There's a general consensus that Cloud Atlas is engaged in cyber espionage, and has been for almost a decade, but who they're working for or what strategic interests they serve remain unclear. Neither Check Point nor Positive Technologies (nor Kaspersky, for that matter, which first identified the group) offer any attribution. In 2016 Kaspersky, writing in Virus Bulletin reported, very tentatively, that there were circumstantial signs of Chinese activity behind Cloud Atlas. "During the investigation, many researchers were running the various samples found in the wild in an effort to solicit a second‑stage binary from the actors. In multiple instances, an implant was served up to researcher machines that did not fit the typical Cloud Atlas framework. This implant showed characteristics of malware traditionally considered Chinese and used a command-and-control domain that was inactive at the time. The belief is that the actors recognized researcher systems in their logs and instead of serving the normal second-stage binary, they instead provided a 'fake', unrelated piece of malware to cause confusion." But this was far from dispositive. It could equally well be evidence of code borrowing or false-flag operations.
DomainTools took up the question in February of 2021, and their researchers also threw up their hands. "Based on the observed activities, lures, and likely geographic targeting, DomainTools assesses with high confidence that the campaigns in question form part of unspecified espionage operations. While further speculation on particular attribution is possible, insufficient technical evidence exists that would allow DomainTools to attribute this activity to any distinct entity or country."
So whoever they are, and whoever's interests they serve, Cloud Atlas is actively collecting against targets related to Russia's war against Ukraine.
Europe looks to the cybersecurity of its power grid.
The Wall Street Journal reports that kinetic attacks against Ukraine's power grid have motivated European authorities to look to the cybersecurity of their own grid. Ukraine has disconnected its grid from Russia's and connected it to Europe's, and while there's concern about that new exposure, and managing an expanded attack surface, the EU seems also to be concerned about a shortage of qualified cybersecurity operators who could be employed in safeguarding its grid.
International support for Ukrainian cyber defense.

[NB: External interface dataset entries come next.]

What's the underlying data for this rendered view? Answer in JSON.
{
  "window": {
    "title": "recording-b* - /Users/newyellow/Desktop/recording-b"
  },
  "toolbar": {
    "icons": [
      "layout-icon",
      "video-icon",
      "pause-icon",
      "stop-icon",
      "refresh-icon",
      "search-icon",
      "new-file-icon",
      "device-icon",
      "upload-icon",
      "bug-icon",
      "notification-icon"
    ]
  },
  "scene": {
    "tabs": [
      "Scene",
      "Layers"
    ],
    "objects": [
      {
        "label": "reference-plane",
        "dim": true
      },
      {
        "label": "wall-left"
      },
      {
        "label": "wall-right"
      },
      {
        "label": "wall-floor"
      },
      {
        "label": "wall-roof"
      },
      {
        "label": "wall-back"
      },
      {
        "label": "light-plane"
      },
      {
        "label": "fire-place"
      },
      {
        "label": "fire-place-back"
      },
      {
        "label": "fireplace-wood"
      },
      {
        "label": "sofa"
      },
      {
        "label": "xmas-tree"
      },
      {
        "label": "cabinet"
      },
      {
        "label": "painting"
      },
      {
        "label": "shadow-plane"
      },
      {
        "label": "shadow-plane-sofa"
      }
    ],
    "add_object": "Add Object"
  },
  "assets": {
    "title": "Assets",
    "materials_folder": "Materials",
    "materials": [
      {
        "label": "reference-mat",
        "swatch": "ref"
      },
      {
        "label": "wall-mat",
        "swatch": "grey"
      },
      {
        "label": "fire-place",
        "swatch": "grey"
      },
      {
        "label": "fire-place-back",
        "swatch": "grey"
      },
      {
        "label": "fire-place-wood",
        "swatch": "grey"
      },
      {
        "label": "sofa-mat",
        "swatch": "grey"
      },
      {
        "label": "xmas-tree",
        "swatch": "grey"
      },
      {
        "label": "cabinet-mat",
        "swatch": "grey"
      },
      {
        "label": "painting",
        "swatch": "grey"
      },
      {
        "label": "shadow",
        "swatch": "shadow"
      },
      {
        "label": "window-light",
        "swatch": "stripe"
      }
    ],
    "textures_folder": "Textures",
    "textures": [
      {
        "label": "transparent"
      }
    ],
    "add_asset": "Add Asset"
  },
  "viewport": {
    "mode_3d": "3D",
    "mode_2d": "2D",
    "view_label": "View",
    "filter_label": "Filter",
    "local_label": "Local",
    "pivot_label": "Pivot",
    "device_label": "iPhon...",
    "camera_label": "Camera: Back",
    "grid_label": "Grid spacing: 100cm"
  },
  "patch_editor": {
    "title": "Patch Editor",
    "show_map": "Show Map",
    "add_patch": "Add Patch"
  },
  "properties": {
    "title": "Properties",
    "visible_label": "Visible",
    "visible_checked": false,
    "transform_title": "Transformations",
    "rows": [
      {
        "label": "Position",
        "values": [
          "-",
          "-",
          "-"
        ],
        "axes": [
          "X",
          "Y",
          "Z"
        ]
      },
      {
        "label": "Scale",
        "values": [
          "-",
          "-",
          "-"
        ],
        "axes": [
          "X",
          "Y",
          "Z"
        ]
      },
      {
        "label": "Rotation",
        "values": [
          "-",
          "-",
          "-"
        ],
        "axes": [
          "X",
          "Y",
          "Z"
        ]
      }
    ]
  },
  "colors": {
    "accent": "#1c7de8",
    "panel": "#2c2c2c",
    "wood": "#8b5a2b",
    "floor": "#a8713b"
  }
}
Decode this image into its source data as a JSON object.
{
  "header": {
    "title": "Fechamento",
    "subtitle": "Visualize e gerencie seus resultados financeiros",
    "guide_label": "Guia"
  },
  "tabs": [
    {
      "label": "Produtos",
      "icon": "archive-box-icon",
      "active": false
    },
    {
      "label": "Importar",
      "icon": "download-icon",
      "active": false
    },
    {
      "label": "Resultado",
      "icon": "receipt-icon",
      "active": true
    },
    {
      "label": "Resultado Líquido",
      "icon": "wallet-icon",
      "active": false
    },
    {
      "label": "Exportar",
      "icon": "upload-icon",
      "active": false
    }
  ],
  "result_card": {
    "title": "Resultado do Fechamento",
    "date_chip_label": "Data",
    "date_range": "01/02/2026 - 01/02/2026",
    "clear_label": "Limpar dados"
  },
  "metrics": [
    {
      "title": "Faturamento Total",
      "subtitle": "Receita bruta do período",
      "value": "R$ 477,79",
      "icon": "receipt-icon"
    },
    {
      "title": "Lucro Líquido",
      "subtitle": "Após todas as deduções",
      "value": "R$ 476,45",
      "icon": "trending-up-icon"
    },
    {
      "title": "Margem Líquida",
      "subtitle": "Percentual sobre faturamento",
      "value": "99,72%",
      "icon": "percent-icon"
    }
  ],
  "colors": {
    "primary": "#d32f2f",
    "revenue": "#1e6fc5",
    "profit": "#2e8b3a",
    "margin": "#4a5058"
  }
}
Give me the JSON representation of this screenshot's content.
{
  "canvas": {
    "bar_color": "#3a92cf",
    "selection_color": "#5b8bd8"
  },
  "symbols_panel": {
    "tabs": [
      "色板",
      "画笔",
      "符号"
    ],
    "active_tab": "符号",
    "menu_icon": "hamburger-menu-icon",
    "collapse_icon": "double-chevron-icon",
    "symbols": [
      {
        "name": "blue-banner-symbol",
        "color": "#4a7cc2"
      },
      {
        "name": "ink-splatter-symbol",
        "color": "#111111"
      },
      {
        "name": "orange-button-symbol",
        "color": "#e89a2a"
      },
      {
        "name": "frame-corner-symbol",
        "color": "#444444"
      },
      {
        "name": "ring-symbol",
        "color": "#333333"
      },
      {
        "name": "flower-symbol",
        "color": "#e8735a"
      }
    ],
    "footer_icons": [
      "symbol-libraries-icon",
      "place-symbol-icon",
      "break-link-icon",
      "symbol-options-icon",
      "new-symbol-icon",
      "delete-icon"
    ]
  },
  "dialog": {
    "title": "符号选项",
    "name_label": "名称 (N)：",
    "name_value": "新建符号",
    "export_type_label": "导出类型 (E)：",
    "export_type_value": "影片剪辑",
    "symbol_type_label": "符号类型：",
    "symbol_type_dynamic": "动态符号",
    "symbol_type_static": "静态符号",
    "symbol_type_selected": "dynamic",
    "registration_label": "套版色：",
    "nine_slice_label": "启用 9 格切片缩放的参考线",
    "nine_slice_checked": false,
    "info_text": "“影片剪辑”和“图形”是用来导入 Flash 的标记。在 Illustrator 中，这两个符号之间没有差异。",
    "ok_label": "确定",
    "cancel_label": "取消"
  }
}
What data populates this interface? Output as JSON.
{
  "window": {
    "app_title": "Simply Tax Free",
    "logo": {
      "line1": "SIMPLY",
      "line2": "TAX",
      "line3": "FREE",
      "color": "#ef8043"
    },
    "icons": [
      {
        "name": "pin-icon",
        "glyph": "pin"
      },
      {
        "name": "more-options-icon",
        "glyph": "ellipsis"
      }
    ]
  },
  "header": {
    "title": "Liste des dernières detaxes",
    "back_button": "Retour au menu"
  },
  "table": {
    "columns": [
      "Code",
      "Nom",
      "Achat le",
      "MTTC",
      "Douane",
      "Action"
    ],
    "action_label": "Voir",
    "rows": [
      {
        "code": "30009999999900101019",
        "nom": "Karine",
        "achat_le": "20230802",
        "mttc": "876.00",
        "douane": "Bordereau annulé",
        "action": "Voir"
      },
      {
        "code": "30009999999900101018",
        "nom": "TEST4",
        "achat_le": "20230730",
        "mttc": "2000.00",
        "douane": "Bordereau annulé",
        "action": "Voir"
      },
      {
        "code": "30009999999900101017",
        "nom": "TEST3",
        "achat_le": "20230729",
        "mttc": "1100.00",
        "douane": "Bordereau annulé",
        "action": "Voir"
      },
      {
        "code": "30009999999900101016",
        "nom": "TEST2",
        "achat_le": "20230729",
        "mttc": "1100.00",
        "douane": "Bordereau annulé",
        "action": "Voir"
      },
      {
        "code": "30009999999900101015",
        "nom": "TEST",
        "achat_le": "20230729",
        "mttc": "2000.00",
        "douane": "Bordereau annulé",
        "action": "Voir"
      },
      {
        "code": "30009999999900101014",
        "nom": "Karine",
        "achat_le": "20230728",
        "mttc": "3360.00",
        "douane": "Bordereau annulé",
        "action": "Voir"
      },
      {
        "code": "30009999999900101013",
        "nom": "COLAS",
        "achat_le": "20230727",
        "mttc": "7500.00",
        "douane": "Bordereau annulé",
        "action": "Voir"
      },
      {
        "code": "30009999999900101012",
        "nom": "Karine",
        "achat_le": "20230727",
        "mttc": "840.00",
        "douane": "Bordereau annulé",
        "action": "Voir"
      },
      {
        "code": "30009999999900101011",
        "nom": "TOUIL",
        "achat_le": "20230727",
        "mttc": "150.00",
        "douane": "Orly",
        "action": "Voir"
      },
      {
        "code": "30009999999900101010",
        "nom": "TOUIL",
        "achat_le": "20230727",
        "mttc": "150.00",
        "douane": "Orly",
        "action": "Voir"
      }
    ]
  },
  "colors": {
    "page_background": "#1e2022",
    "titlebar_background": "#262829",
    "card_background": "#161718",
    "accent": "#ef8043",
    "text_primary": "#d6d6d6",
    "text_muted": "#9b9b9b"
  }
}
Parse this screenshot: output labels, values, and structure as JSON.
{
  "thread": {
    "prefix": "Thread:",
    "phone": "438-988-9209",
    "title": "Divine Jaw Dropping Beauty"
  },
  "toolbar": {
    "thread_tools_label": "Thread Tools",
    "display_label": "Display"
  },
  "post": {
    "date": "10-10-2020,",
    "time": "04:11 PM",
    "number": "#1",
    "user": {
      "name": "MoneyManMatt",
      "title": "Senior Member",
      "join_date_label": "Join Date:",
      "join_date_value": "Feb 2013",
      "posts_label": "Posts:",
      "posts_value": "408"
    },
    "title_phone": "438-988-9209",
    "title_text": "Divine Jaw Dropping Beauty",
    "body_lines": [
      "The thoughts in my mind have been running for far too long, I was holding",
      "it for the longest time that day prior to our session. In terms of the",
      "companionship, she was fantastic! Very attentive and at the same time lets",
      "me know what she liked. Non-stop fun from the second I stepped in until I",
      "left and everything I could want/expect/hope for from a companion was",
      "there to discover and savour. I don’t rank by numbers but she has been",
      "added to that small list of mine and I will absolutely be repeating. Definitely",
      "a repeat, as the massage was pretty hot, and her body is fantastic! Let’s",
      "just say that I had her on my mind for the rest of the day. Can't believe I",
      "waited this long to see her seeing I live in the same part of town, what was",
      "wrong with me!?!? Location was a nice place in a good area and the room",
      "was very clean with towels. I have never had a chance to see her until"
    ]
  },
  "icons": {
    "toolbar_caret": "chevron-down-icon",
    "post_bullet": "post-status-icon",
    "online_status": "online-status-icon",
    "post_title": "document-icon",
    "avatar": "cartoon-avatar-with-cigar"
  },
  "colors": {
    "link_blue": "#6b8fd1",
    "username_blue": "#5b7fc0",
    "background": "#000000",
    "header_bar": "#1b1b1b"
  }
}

The Hill describes the scope of US Cyber Command hunt-forward operations, US teams have conducted thirty-five operations while deployed to eighteen countries, including Croatia, Estonia, Lithuania, Montenegro, North Macedonia and Ukraine. The UK and other NATO members have also rendered cyber assistance to Ukraine and Eastern European countries at risk of Russian cyberattack.
Assistance is also arriving in Ukraine from the private sector. AFR reports that Canberra-based security firm Internet 2.0 has signed a memorandum of understanding with Ukraine's Ministry of Digital Transformation to provide cybersecurity training to Ukrainian veterans.